[Stored items from a collection]

###

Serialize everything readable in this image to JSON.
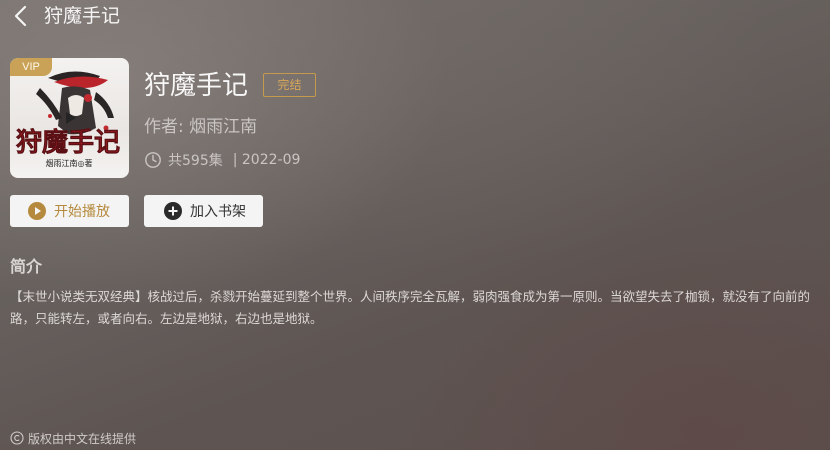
{
  "header": {
    "title": "狩魔手记"
  },
  "book": {
    "vip_label": "VIP",
    "cover_title": "狩魔手记",
    "cover_author": "烟雨江南◎著",
    "title": "狩魔手记",
    "status": "完结",
    "author": "作者: 烟雨江南",
    "episodes": "共595集",
    "date": "| 2022-09"
  },
  "actions": {
    "play_label": "开始播放",
    "shelf_label": "加入书架"
  },
  "intro": {
    "heading": "简介",
    "text": "【末世小说类无双经典】核战过后，杀戮开始蔓延到整个世界。人间秩序完全瓦解，弱肉强食成为第一原则。当欲望失去了枷锁，就没有了向前的路，只能转左，或者向右。左边是地狱，右边也是地狱。"
  },
  "footer": {
    "copyright": "版权由中文在线提供"
  },
  "colors": {
    "accent_gold": "#c69a4d",
    "vip_gold": "#c9a257",
    "button_bg": "#f4f4f4"
  },
  "icons": {
    "back": "chevron-left-icon",
    "clock": "clock-icon",
    "play": "play-circle-icon",
    "add": "plus-circle-icon",
    "copyright": "copyright-icon"
  }
}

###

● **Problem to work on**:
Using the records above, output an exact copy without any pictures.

● **Final answer**:
Serialize everything readable in this image to JSON.
{
  "header": {
    "title": "狩魔手记"
  },
  "book": {
    "vip_label": "VIP",
    "cover_title": "狩魔手记",
    "cover_author": "烟雨江南◎著",
    "title": "狩魔手记",
    "status": "完结",
    "author": "作者: 烟雨江南",
    "episodes": "共595集",
    "date": "| 2022-09"
  },
  "actions": {
    "play_label": "开始播放",
    "shelf_label": "加入书架"
  },
  "intro": {
    "heading": "简介",
    "text": "【末世小说类无双经典】核战过后，杀戮开始蔓延到整个世界。人间秩序完全瓦解，弱肉强食成为第一原则。当欲望失去了枷锁，就没有了向前的路，只能转左，或者向右。左边是地狱，右边也是地狱。"
  },
  "footer": {
    "copyright": "版权由中文在线提供"
  },
  "colors": {
    "accent_gold": "#c69a4d",
    "vip_gold": "#c9a257",
    "button_bg": "#f4f4f4"
  },
  "icons": {
    "back": "chevron-left-icon",
    "clock": "clock-icon",
    "play": "play-circle-icon",
    "add": "plus-circle-icon",
    "copyright": "copyright-icon"
  }
}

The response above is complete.